(Items from a dataset)
•••••

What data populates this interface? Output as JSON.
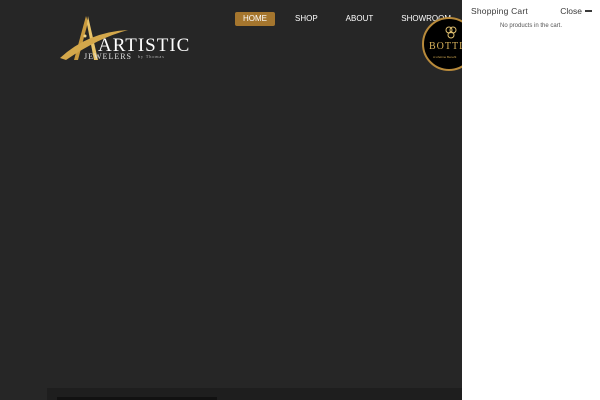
{
  "logo": {
    "main": "ARTISTIC",
    "sub": "JEWELERS",
    "tag": "by Thomas"
  },
  "nav": {
    "items": [
      {
        "label": "HOME",
        "active": true
      },
      {
        "label": "SHOP",
        "active": false
      },
      {
        "label": "ABOUT",
        "active": false
      },
      {
        "label": "SHOWROOM",
        "active": false
      }
    ]
  },
  "badge": {
    "text": "BOTTLE",
    "sub": "A Lifetime Benefit"
  },
  "cart": {
    "title": "Shopping Cart",
    "close_label": "Close",
    "empty_message": "No products in the cart."
  },
  "colors": {
    "background": "#262626",
    "accent": "#a5762e",
    "panel": "#ffffff"
  }
}
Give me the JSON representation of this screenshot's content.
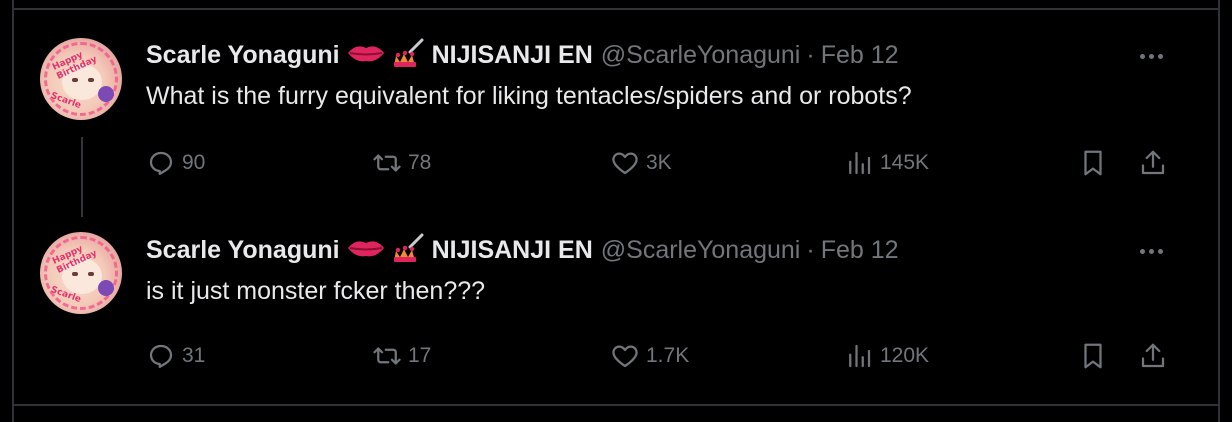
{
  "tweets": [
    {
      "display_name": "Scarle Yonaguni",
      "org": "NIJISANJI EN",
      "handle": "@ScarleYonaguni",
      "separator": "·",
      "date": "Feb 12",
      "text": "What is the furry equivalent for liking tentacles/spiders and or robots?",
      "replies": "90",
      "reposts": "78",
      "likes": "3K",
      "views": "145K",
      "avatar_text_top": "Happy Birthday",
      "avatar_text_bottom": "Scarle"
    },
    {
      "display_name": "Scarle Yonaguni",
      "org": "NIJISANJI EN",
      "handle": "@ScarleYonaguni",
      "separator": "·",
      "date": "Feb 12",
      "text": "is it just monster fcker then???",
      "replies": "31",
      "reposts": "17",
      "likes": "1.7K",
      "views": "120K",
      "avatar_text_top": "Happy Birthday",
      "avatar_text_bottom": "Scarle"
    }
  ],
  "icons": {
    "lips": "lips-icon",
    "nail_polish": "nail-polish-icon",
    "reply": "reply-icon",
    "repost": "repost-icon",
    "like": "heart-icon",
    "views": "views-icon",
    "bookmark": "bookmark-icon",
    "share": "share-icon",
    "more": "more-icon"
  },
  "colors": {
    "background": "#000000",
    "text_primary": "#e7e9ea",
    "text_secondary": "#71767b",
    "border": "#2f3336",
    "lips": "#e0245e"
  }
}
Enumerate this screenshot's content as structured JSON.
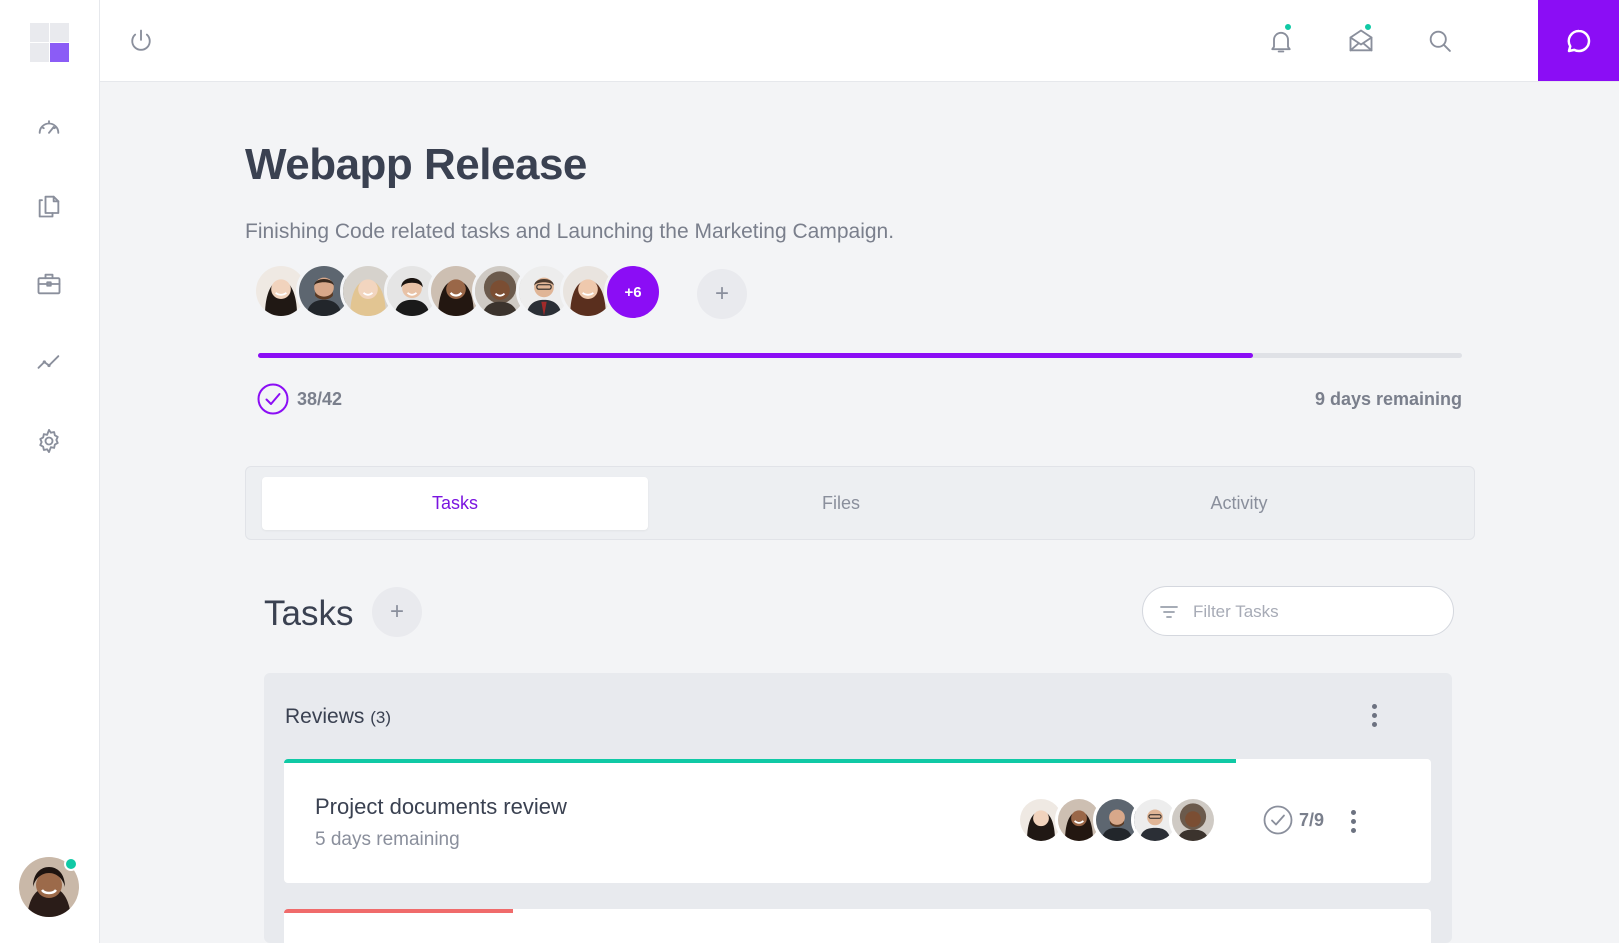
{
  "project": {
    "title": "Webapp Release",
    "description": "Finishing Code related tasks and Launching the Marketing Campaign.",
    "extra_members": "+6",
    "add_member_label": "+",
    "progress_fraction": 0.826,
    "tasks_done": "38/42",
    "days_remaining": "9 days remaining"
  },
  "icons": {
    "logo": "logo-icon",
    "sidebar": [
      "dashboard-icon",
      "documents-icon",
      "briefcase-icon",
      "analytics-icon",
      "settings-icon"
    ],
    "topbar": [
      "power-icon",
      "notification-bell-icon",
      "mail-icon",
      "search-icon",
      "chat-icon"
    ]
  },
  "tabs": [
    "Tasks",
    "Files",
    "Activity"
  ],
  "tasks_section": {
    "heading": "Tasks",
    "add_label": "+",
    "filter_placeholder": "Filter Tasks"
  },
  "group": {
    "title": "Reviews",
    "count": "(3)",
    "tasks": [
      {
        "name": "Project documents review",
        "remaining": "5 days remaining",
        "count": "7/9",
        "progress_fraction": 0.83,
        "bar_color": "#10c9a5"
      },
      {
        "progress_fraction": 0.2,
        "bar_color": "#f06b6b"
      }
    ]
  },
  "colors": {
    "accent": "#8b0df5",
    "online_dot": "#10c9a5",
    "task_bar_green": "#10c9a5",
    "task_bar_red": "#f06b6b"
  }
}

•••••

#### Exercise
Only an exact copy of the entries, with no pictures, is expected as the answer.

#### Written answer
What data populates this interface? Output as JSON.
{
  "logo": {
    "main": "ARTISTIC",
    "sub": "JEWELERS",
    "tag": "by Thomas"
  },
  "nav": {
    "items": [
      {
        "label": "HOME",
        "active": true
      },
      {
        "label": "SHOP",
        "active": false
      },
      {
        "label": "ABOUT",
        "active": false
      },
      {
        "label": "SHOWROOM",
        "active": false
      }
    ]
  },
  "badge": {
    "text": "BOTTLE",
    "sub": "A Lifetime Benefit"
  },
  "cart": {
    "title": "Shopping Cart",
    "close_label": "Close",
    "empty_message": "No products in the cart."
  },
  "colors": {
    "background": "#262626",
    "accent": "#a5762e",
    "panel": "#ffffff"
  }
}
Give me the JSON representation of this screenshot's content.
{
  "tweets": [
    {
      "display_name": "Scarle Yonaguni",
      "org": "NIJISANJI EN",
      "handle": "@ScarleYonaguni",
      "separator": "·",
      "date": "Feb 12",
      "text": "What is the furry equivalent for liking tentacles/spiders and or robots?",
      "replies": "90",
      "reposts": "78",
      "likes": "3K",
      "views": "145K",
      "avatar_text_top": "Happy Birthday",
      "avatar_text_bottom": "Scarle"
    },
    {
      "display_name": "Scarle Yonaguni",
      "org": "NIJISANJI EN",
      "handle": "@ScarleYonaguni",
      "separator": "·",
      "date": "Feb 12",
      "text": "is it just monster fcker then???",
      "replies": "31",
      "reposts": "17",
      "likes": "1.7K",
      "views": "120K",
      "avatar_text_top": "Happy Birthday",
      "avatar_text_bottom": "Scarle"
    }
  ],
  "icons": {
    "lips": "lips-icon",
    "nail_polish": "nail-polish-icon",
    "reply": "reply-icon",
    "repost": "repost-icon",
    "like": "heart-icon",
    "views": "views-icon",
    "bookmark": "bookmark-icon",
    "share": "share-icon",
    "more": "more-icon"
  },
  "colors": {
    "background": "#000000",
    "text_primary": "#e7e9ea",
    "text_secondary": "#71767b",
    "border": "#2f3336",
    "lips": "#e0245e"
  }
}
Enumerate this screenshot's content as structured JSON.
{
  "project": {
    "title": "Webapp Release",
    "description": "Finishing Code related tasks and Launching the Marketing Campaign.",
    "extra_members": "+6",
    "add_member_label": "+",
    "progress_fraction": 0.826,
    "tasks_done": "38/42",
    "days_remaining": "9 days remaining"
  },
  "icons": {
    "logo": "logo-icon",
    "sidebar": [
      "dashboard-icon",
      "documents-icon",
      "briefcase-icon",
      "analytics-icon",
      "settings-icon"
    ],
    "topbar": [
      "power-icon",
      "notification-bell-icon",
      "mail-icon",
      "search-icon",
      "chat-icon"
    ]
  },
  "tabs": [
    "Tasks",
    "Files",
    "Activity"
  ],
  "tasks_section": {
    "heading": "Tasks",
    "add_label": "+",
    "filter_placeholder": "Filter Tasks"
  },
  "group": {
    "title": "Reviews",
    "count": "(3)",
    "tasks": [
      {
        "name": "Project documents review",
        "remaining": "5 days remaining",
        "count": "7/9",
        "progress_fraction": 0.83,
        "bar_color": "#10c9a5"
      },
      {
        "progress_fraction": 0.2,
        "bar_color": "#f06b6b"
      }
    ]
  },
  "colors": {
    "accent": "#8b0df5",
    "online_dot": "#10c9a5",
    "task_bar_green": "#10c9a5",
    "task_bar_red": "#f06b6b"
  }
}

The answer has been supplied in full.